The Washington, D.C.-based organization works toward long-term, sustainable solutions to the factors that enable corporations to commit human rights abuses. It also works to develop and enact mechanisms of accountability and redress in cases where violations are committed. ICAR’s mission basically sums up its goals for society; it believes in “an economy that respects the rights of all people, not just powerful corporations,” and seeks to promote human rights and equality by holding corporations accountable for their actions. Further, ICAR asserts that the efforts of the corporate accountability movement to stop corporate abuses are absolutely tied to larger issues of inequality. Thus, it seeks a rights-based economy that not only holds corporations accountable for their actions, but also promotes a more equitable state of the world.
As such, in its domestic work, ICAR and its civil society peers have been put on the defensive, and need to employ strategies to protect or restore accountability/regulatory mechanisms in addition to efforts to move forward and make positive change. Just recently there have been myriad rollbacks of Obama-era regulatory policies that protect workers, land rights, and other interests that directly align with ICAR’s work. ICAR has joined and spearheaded multiple coalitions in response to the unleashing of corporate power to wreak havoc on the citizens of America (and the world). This collaborative work is targeting harmful practices like, for example, Strategic Lawsuits Against Public Participation, which are heavily impacting allies like Greenpeace, and issues like voting rights and the corrupting power of corporate money in politics.
Further, ICAR is utilizing multiple strategies to attack corporate capture. Corporate capture is the mechanism whereby corporations and extremely wealthy individuals or groups leverage their money and unduly influence domestic and international decision-makers. This almost always results in the undermining of human and environmental rights. Work against corporate capture is an integral part of ICAR’s recent efforts, as it submits letters to public officials, calls for changes in the North American Free Trade Agreement (NAFTA), and develops a new project to call out corporations that do the most harm in their efforts to influence government.

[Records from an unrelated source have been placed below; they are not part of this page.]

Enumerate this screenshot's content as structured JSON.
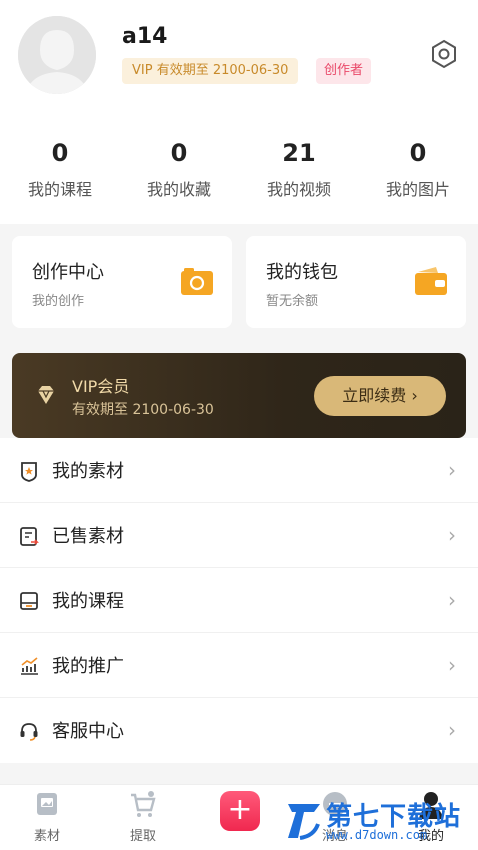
{
  "profile": {
    "username": "a14",
    "vip_badge": "VIP 有效期至 2100-06-30",
    "creator_badge": "创作者"
  },
  "stats": [
    {
      "value": "0",
      "label": "我的课程"
    },
    {
      "value": "0",
      "label": "我的收藏"
    },
    {
      "value": "21",
      "label": "我的视频"
    },
    {
      "value": "0",
      "label": "我的图片"
    }
  ],
  "cards": {
    "creation": {
      "title": "创作中心",
      "subtitle": "我的创作"
    },
    "wallet": {
      "title": "我的钱包",
      "subtitle": "暂无余额"
    }
  },
  "vip": {
    "title": "VIP会员",
    "expiry": "有效期至 2100-06-30",
    "button": "立即续费 ›"
  },
  "menu": [
    {
      "label": "我的素材",
      "icon": "material-icon"
    },
    {
      "label": "已售素材",
      "icon": "sold-icon"
    },
    {
      "label": "我的课程",
      "icon": "course-icon"
    },
    {
      "label": "我的推广",
      "icon": "promotion-icon"
    },
    {
      "label": "客服中心",
      "icon": "headset-icon"
    }
  ],
  "bottom_nav": {
    "items": [
      {
        "label": "素材",
        "icon": "gallery-icon"
      },
      {
        "label": "提取",
        "icon": "cart-icon"
      },
      {
        "label": "消息",
        "icon": "message-icon"
      },
      {
        "label": "我的",
        "icon": "person-icon"
      }
    ],
    "publish_icon": "plus-icon"
  },
  "watermark": {
    "text": "第七下载站",
    "url": "www.d7down.com"
  },
  "colors": {
    "accent": "#f0284f",
    "vip_gold": "#d9b878",
    "card_icon": "#f5a623"
  }
}
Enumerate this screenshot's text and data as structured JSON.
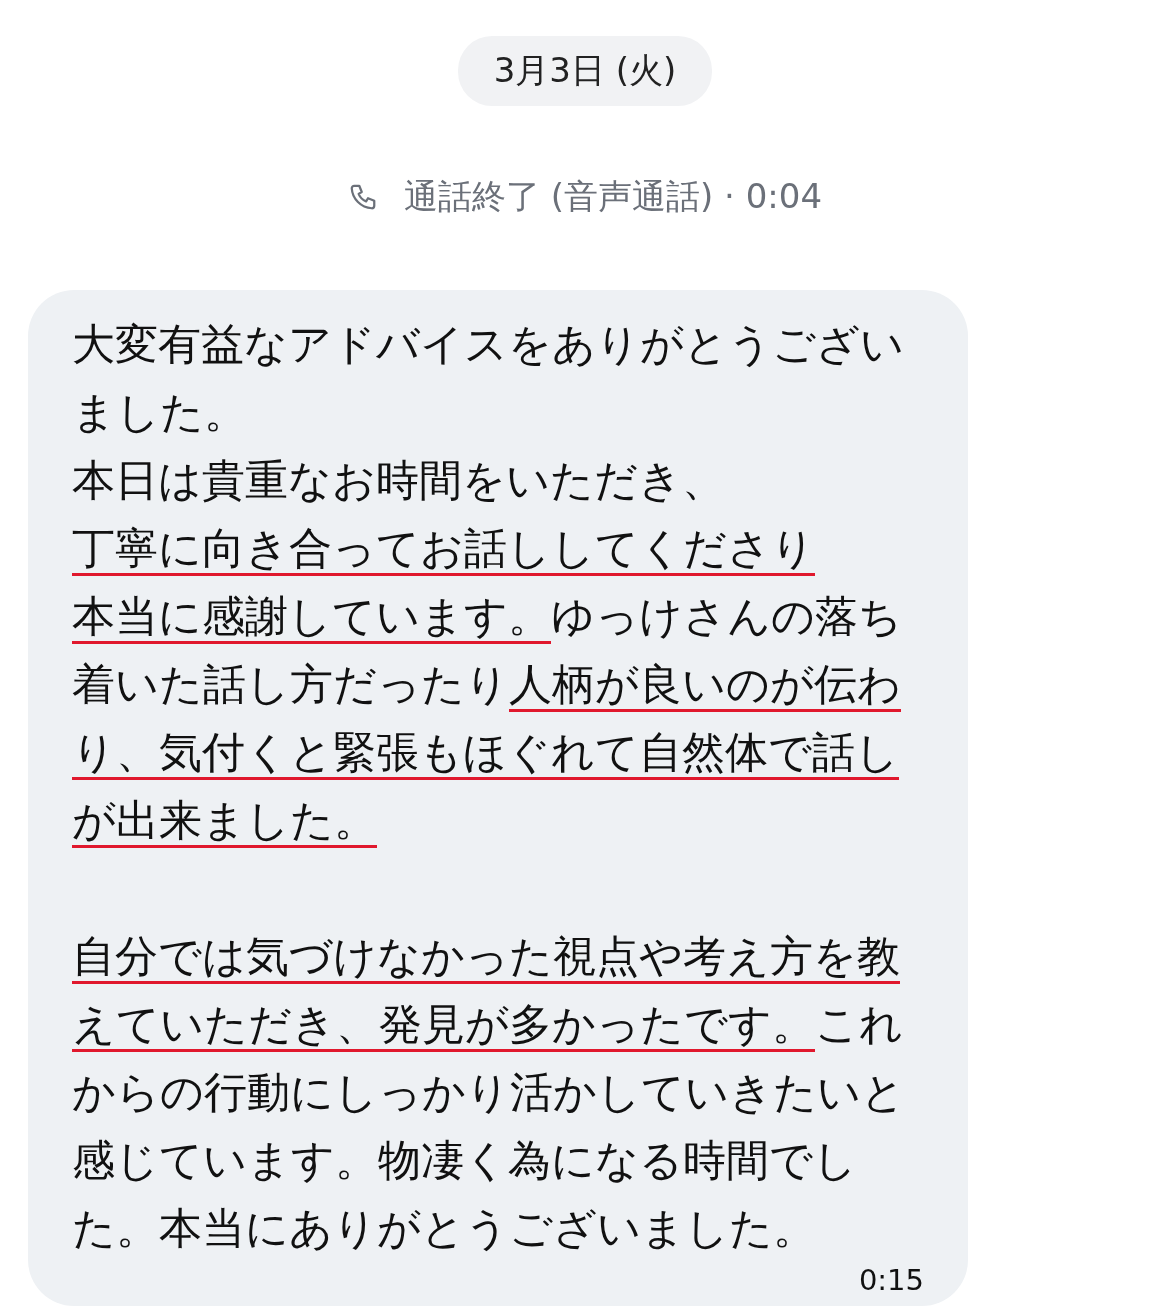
{
  "date_pill": {
    "label": "3月3日 (火)"
  },
  "call_notice": {
    "label": "通話終了 (音声通話) · 0:04"
  },
  "message": {
    "paragraphs": [
      {
        "blocks": [
          {
            "segments": [
              {
                "text": "大変有益なアドバイスをありがとうございました。",
                "underlined": false
              }
            ]
          },
          {
            "segments": [
              {
                "text": "本日は貴重なお時間をいただき、",
                "underlined": false
              }
            ]
          },
          {
            "segments": [
              {
                "text": "丁寧に向き合ってお話ししてくださり",
                "underlined": true
              }
            ]
          },
          {
            "segments": [
              {
                "text": "本当に感謝しています。",
                "underlined": true
              },
              {
                "text": "ゆっけさんの落ち着いた話し方だったり",
                "underlined": false
              },
              {
                "text": "人柄が良いのが伝わり、気付くと緊張もほぐれて自然体で話しが出来ました。",
                "underlined": true
              }
            ]
          }
        ]
      },
      {
        "blocks": [
          {
            "segments": [
              {
                "text": "自分では気づけなかった視点や考え方を教えていただき、発見が多かったです。",
                "underlined": true
              },
              {
                "text": "これからの行動にしっかり活かしていきたいと感じています。物凄く為になる時間でした。本当にありがとうございました。",
                "underlined": false
              }
            ]
          }
        ]
      }
    ],
    "time": "0:15"
  }
}
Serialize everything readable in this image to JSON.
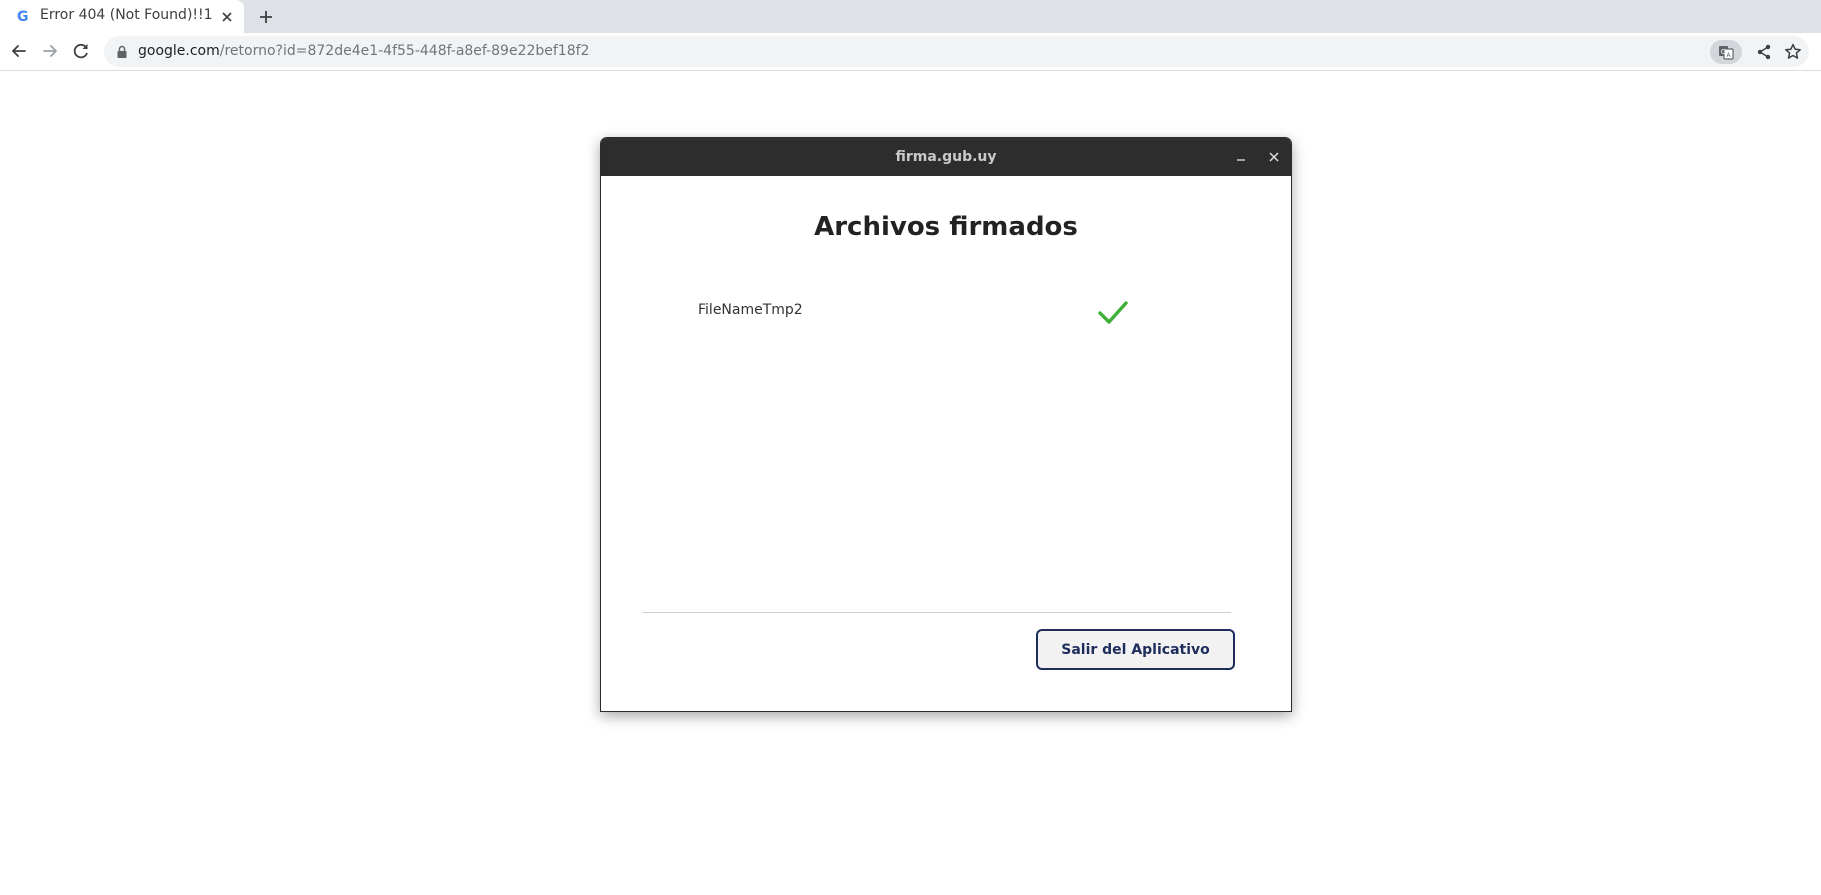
{
  "browser": {
    "tab": {
      "title": "Error 404 (Not Found)!!1",
      "favicon": "google-g-icon"
    },
    "omnibox": {
      "url_host": "google.com",
      "url_path": "/retorno?id=872de4e1-4f55-448f-a8ef-89e22bef18f2"
    },
    "icons": {
      "back": "back-arrow-icon",
      "forward": "forward-arrow-icon",
      "reload": "reload-icon",
      "lock": "lock-icon",
      "translate": "translate-icon",
      "share": "share-icon",
      "bookmark": "star-icon",
      "new_tab": "plus-icon",
      "close_tab": "close-icon"
    }
  },
  "dialog": {
    "window_title": "firma.gub.uy",
    "heading": "Archivos firmados",
    "files": [
      {
        "name": "FileNameTmp2",
        "status": "signed",
        "status_icon": "checkmark-icon"
      }
    ],
    "exit_button": "Salir del Aplicativo",
    "colors": {
      "titlebar": "#2d2d2d",
      "check": "#3db036",
      "button_border": "#1f2d5c"
    }
  }
}
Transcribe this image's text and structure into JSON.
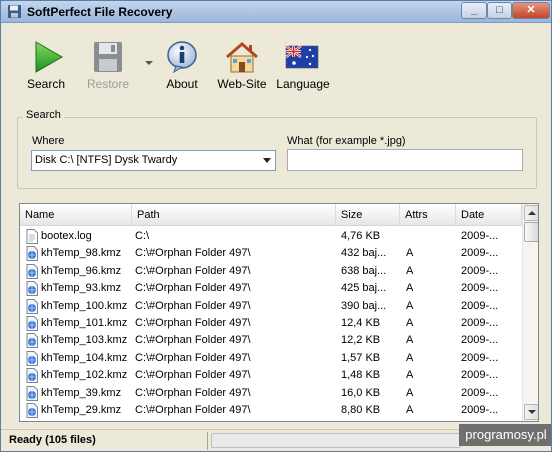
{
  "window": {
    "title": "SoftPerfect File Recovery"
  },
  "toolbar": {
    "search_label": "Search",
    "restore_label": "Restore",
    "about_label": "About",
    "website_label": "Web-Site",
    "language_label": "Language"
  },
  "search": {
    "group_label": "Search",
    "where_label": "Where",
    "where_value": "Disk C:\\ [NTFS] Dysk Twardy",
    "what_label": "What (for example *.jpg)",
    "what_value": ""
  },
  "list": {
    "columns": [
      "Name",
      "Path",
      "Size",
      "Attrs",
      "Date"
    ],
    "rows": [
      {
        "name": "bootex.log",
        "path": "C:\\",
        "size": "4,76 KB",
        "attrs": "",
        "date": "2009-...",
        "icon": "text-file-icon"
      },
      {
        "name": "khTemp_98.kmz",
        "path": "C:\\#Orphan Folder 497\\",
        "size": "432 baj...",
        "attrs": "A",
        "date": "2009-...",
        "icon": "kmz-file-icon"
      },
      {
        "name": "khTemp_96.kmz",
        "path": "C:\\#Orphan Folder 497\\",
        "size": "638 baj...",
        "attrs": "A",
        "date": "2009-...",
        "icon": "kmz-file-icon"
      },
      {
        "name": "khTemp_93.kmz",
        "path": "C:\\#Orphan Folder 497\\",
        "size": "425 baj...",
        "attrs": "A",
        "date": "2009-...",
        "icon": "kmz-file-icon"
      },
      {
        "name": "khTemp_100.kmz",
        "path": "C:\\#Orphan Folder 497\\",
        "size": "390 baj...",
        "attrs": "A",
        "date": "2009-...",
        "icon": "kmz-file-icon"
      },
      {
        "name": "khTemp_101.kmz",
        "path": "C:\\#Orphan Folder 497\\",
        "size": "12,4 KB",
        "attrs": "A",
        "date": "2009-...",
        "icon": "kmz-file-icon"
      },
      {
        "name": "khTemp_103.kmz",
        "path": "C:\\#Orphan Folder 497\\",
        "size": "12,2 KB",
        "attrs": "A",
        "date": "2009-...",
        "icon": "kmz-file-icon"
      },
      {
        "name": "khTemp_104.kmz",
        "path": "C:\\#Orphan Folder 497\\",
        "size": "1,57 KB",
        "attrs": "A",
        "date": "2009-...",
        "icon": "kmz-file-icon"
      },
      {
        "name": "khTemp_102.kmz",
        "path": "C:\\#Orphan Folder 497\\",
        "size": "1,48 KB",
        "attrs": "A",
        "date": "2009-...",
        "icon": "kmz-file-icon"
      },
      {
        "name": "khTemp_39.kmz",
        "path": "C:\\#Orphan Folder 497\\",
        "size": "16,0 KB",
        "attrs": "A",
        "date": "2009-...",
        "icon": "kmz-file-icon"
      },
      {
        "name": "khTemp_29.kmz",
        "path": "C:\\#Orphan Folder 497\\",
        "size": "8,80 KB",
        "attrs": "A",
        "date": "2009-...",
        "icon": "kmz-file-icon"
      }
    ]
  },
  "status": {
    "text": "Ready (105 files)",
    "progress": 0
  },
  "watermark": "programosy.pl",
  "colors": {
    "accent": "#2f9e2f",
    "titlebar": "#a9c2e2"
  }
}
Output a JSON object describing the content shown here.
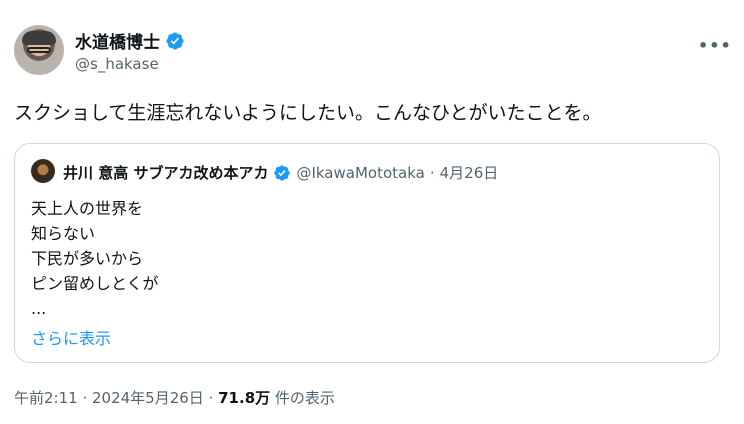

In its more internationally geared work, ICAR seeks to holistically change the culture and laws surrounding corporate behavior. It works to develop and secure legal frameworks promoting corporate respect for human rights, ensure compliance to those frameworks, provide remedy when corporations violate those laws, and create tools to assess the ethicality of a corporation’s supply chain, sourcing, or other business practices. Major corporations have an outsized impact over the lives of many worldwide, be it due to labor standards or to environmental degradation harming communities near sites of corporate operation. So, ICAR believes it is necessary to expand the conditions under which corporations can be held liable for their action to align accountability mechanisms with the scale of corporate power. ICAR works on procurement reform, labor practices, and other elements of the production process to try and improve the state of human rights.